Complex Regional Pain Syndrome type I (CRPS-I), in the past called reflex dystrophy, is a disabling disorder affecting a peripheral limb, usually developing after a trauma to an extremity. Several different diagnostic criteria have been proposed, and recently updated “Budapest Criteria” have been widely accepted, to diagnose CRPS-I. The diagnosis is made using clinical criteria and is based on the sole clinical history and examination. CRPS-I is characterized by the presence of spontaneous or stimulus-induced pain, disproportionate to the inciting event, allodynia and hyperalgesia. These symptoms are associated to a wide variety of autonomic and motor disturbances, or trophic abnormalities. There are no specific laboratory or radiological diagnostic procedures for CRPS-I, but a variety of tests may be useful to exclude other clinical conditions. These include x-rays, three-phase bone scintigraphy and MRI.
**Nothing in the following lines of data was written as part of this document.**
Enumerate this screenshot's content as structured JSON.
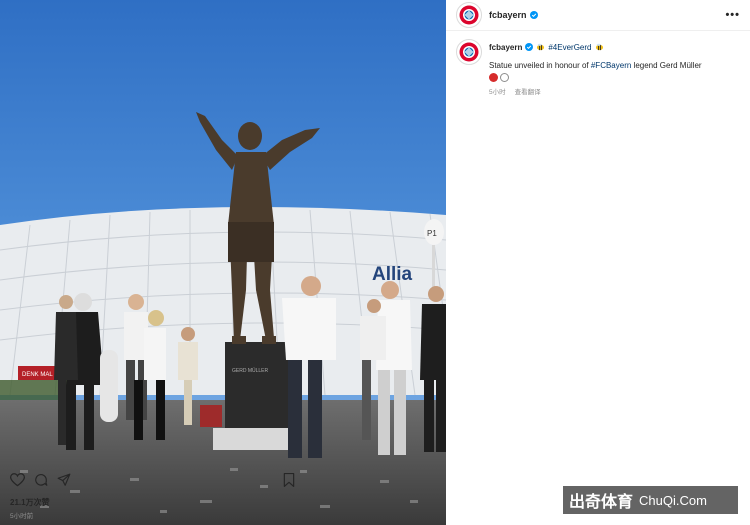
{
  "post": {
    "username": "fcbayern",
    "caption_hashtag_title": "#4EverGerd",
    "caption_text_prefix": "Statue unveiled in honour of ",
    "caption_hashtag": "#FCBayern",
    "caption_text_suffix": " legend Gerd Müller",
    "time_ago": "5小时",
    "translate_label": "查看翻译",
    "views": "21.1万次赞",
    "posted_ago": "5小时前"
  },
  "photo": {
    "plaque_text": "GERD MÜLLER",
    "stadium_sign": "Allia",
    "banner_text": "DENK MAL",
    "sign_p1": "P1"
  },
  "icons": {
    "more": "more-icon",
    "heart": "heart-icon",
    "comment": "comment-icon",
    "share": "share-icon",
    "bookmark": "bookmark-icon",
    "verified": "verified-icon",
    "bee": "bee-emoji"
  },
  "watermark": {
    "cn": "出奇体育",
    "en": "ChuQi.Com"
  },
  "colors": {
    "accent": "#0095f6",
    "hashtag": "#00376b",
    "club_red": "#dc052d"
  }
}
At present, several pharmacological treatments (e.g., analgesics, anesthetics, anticonvulsants, antidepressants, oral muscle relaxants, corticosteroids, calcitonin, bisphosphonates, and calcium channel blockers) have been proposed to reduce pain and pain sensitization, and to improve functional status in patients presenting with CRPS-I. While most of these medications demonstrated poor or partial efficacy on the short-term, bisphosphonates (BPs) showed better long-term beneficial effects on pain reduction and functional recovery.
BPs are potent inhibitors of osteoclastic activity widely used for the management of osteoporosis and other metabolic bone diseases. Their primary pharmacological action is the reduction of bone turnover. An enhanced osteoclastic activity has never been clearly demonstrated in CRPS-I. Therefore, it is likely that the positive effects of BPs in this condition are not related to their anti-resorptive properties, but to a more complex interaction between these pharmacological agents and the pathophysiological mechanisms underlying CRPS-I.
Results of several clinical trials have suggested the potential beneficial effects of BPs in CRPS-I. In five randomized-controlled trials, oral and intravenous alendronate, and intravenous clodronate, pamidronate and neridronate demonstrated to be effective in reducing pain and improving physical function in patients presenting with CRPS-I, with a good profile of safety and tolerability. Although these trials have a number of limitations, including the small samples enrolled, there is sufficient evidence to support the use of BPs as agents of choice in the management of CRPS-I.
Disclosure of Interest A. Giusti Consultant for: Chiesi, Dynamicom, Eli Lilly, Abiogen, Speakers bureau: Merck & Co., AMGEN, Eli Lilly, Chiesi, Abiogen